#### [YOUR ASSIGNMENT]
Please give back each line of the material unchanged, but without the images.

[DATA PROVIDED Boundary: Start]

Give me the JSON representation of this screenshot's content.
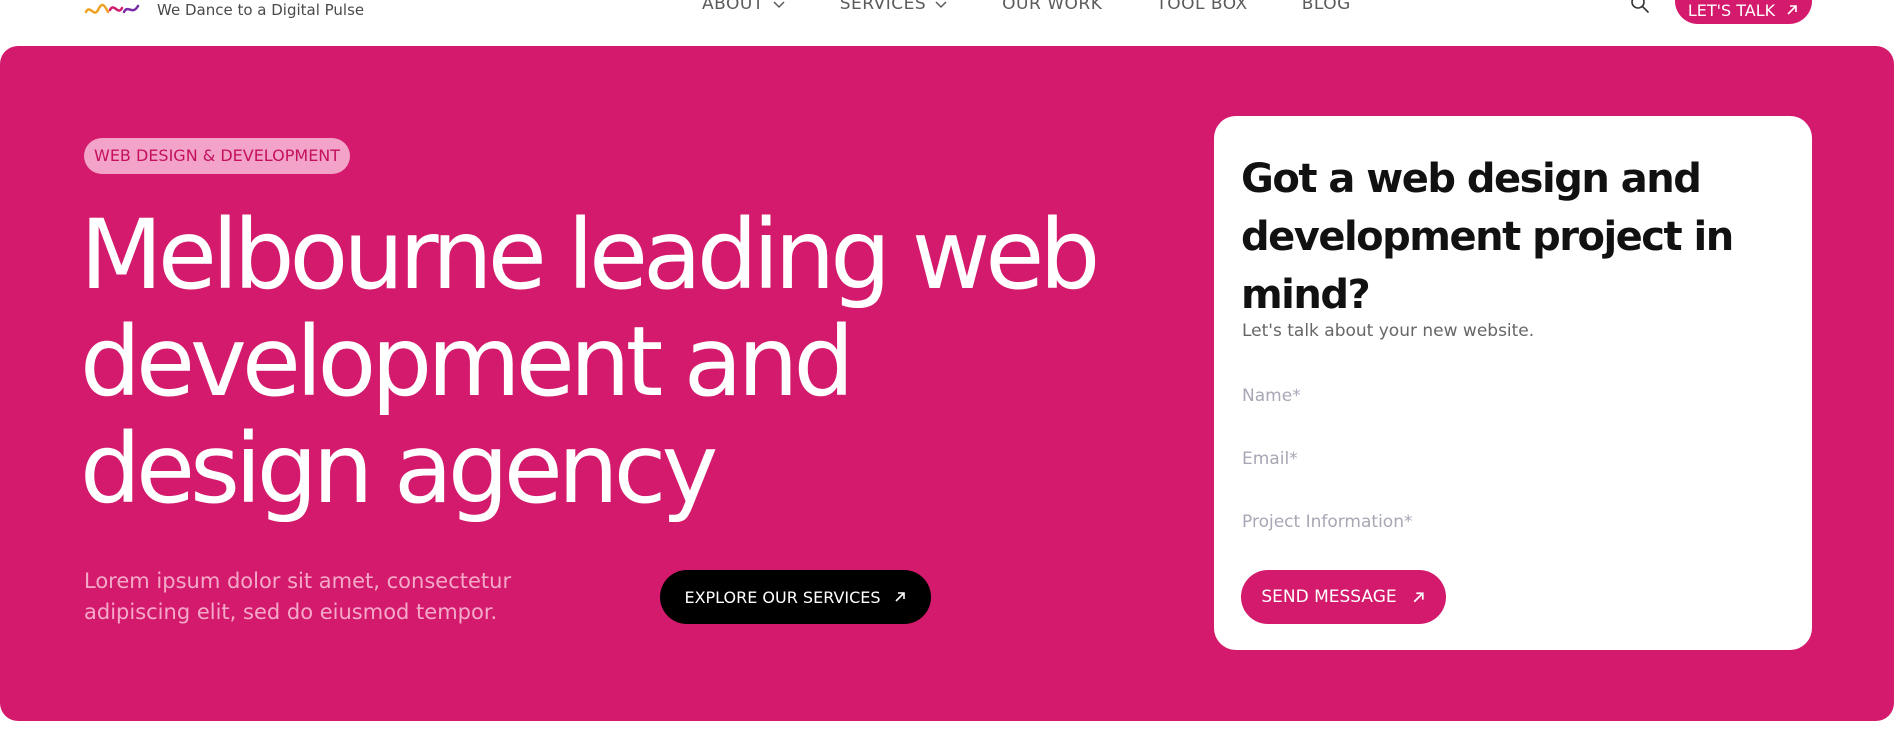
{
  "header": {
    "logo_icon": "brand-squiggle-logo",
    "tagline": "We Dance to a Digital Pulse",
    "nav": [
      {
        "label": "ABOUT",
        "has_dropdown": true
      },
      {
        "label": "SERVICES",
        "has_dropdown": true
      },
      {
        "label": "OUR WORK",
        "has_dropdown": false
      },
      {
        "label": "TOOL BOX",
        "has_dropdown": false
      },
      {
        "label": "BLOG",
        "has_dropdown": false
      }
    ],
    "search_icon": "search-icon",
    "cta_label": "LET'S TALK"
  },
  "hero": {
    "badge": "WEB DESIGN & DEVELOPMENT",
    "headline": "Melbourne leading web development and design agency",
    "lead": "Lorem ipsum dolor sit amet, consectetur adipiscing elit, sed do eiusmod tempor.",
    "explore_label": "EXPLORE OUR SERVICES"
  },
  "form": {
    "title": "Got a web design and development project in mind?",
    "subtitle": "Let's talk about your new website.",
    "name_placeholder": "Name*",
    "email_placeholder": "Email*",
    "project_placeholder": "Project Information*",
    "send_label": "SEND MESSAGE"
  },
  "colors": {
    "brand_pink": "#d41a6c",
    "badge_bg": "#f3a3c7",
    "button_dark": "#000000",
    "card_bg": "#ffffff"
  }
}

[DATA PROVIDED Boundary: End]

#### [EXERCISE RESULT]
Give me the JSON representation of this screenshot's content.
{
  "header": {
    "logo_icon": "brand-squiggle-logo",
    "tagline": "We Dance to a Digital Pulse",
    "nav": [
      {
        "label": "ABOUT",
        "has_dropdown": true
      },
      {
        "label": "SERVICES",
        "has_dropdown": true
      },
      {
        "label": "OUR WORK",
        "has_dropdown": false
      },
      {
        "label": "TOOL BOX",
        "has_dropdown": false
      },
      {
        "label": "BLOG",
        "has_dropdown": false
      }
    ],
    "search_icon": "search-icon",
    "cta_label": "LET'S TALK"
  },
  "hero": {
    "badge": "WEB DESIGN & DEVELOPMENT",
    "headline": "Melbourne leading web development and design agency",
    "lead": "Lorem ipsum dolor sit amet, consectetur adipiscing elit, sed do eiusmod tempor.",
    "explore_label": "EXPLORE OUR SERVICES"
  },
  "form": {
    "title": "Got a web design and development project in mind?",
    "subtitle": "Let's talk about your new website.",
    "name_placeholder": "Name*",
    "email_placeholder": "Email*",
    "project_placeholder": "Project Information*",
    "send_label": "SEND MESSAGE"
  },
  "colors": {
    "brand_pink": "#d41a6c",
    "badge_bg": "#f3a3c7",
    "button_dark": "#000000",
    "card_bg": "#ffffff"
  }
}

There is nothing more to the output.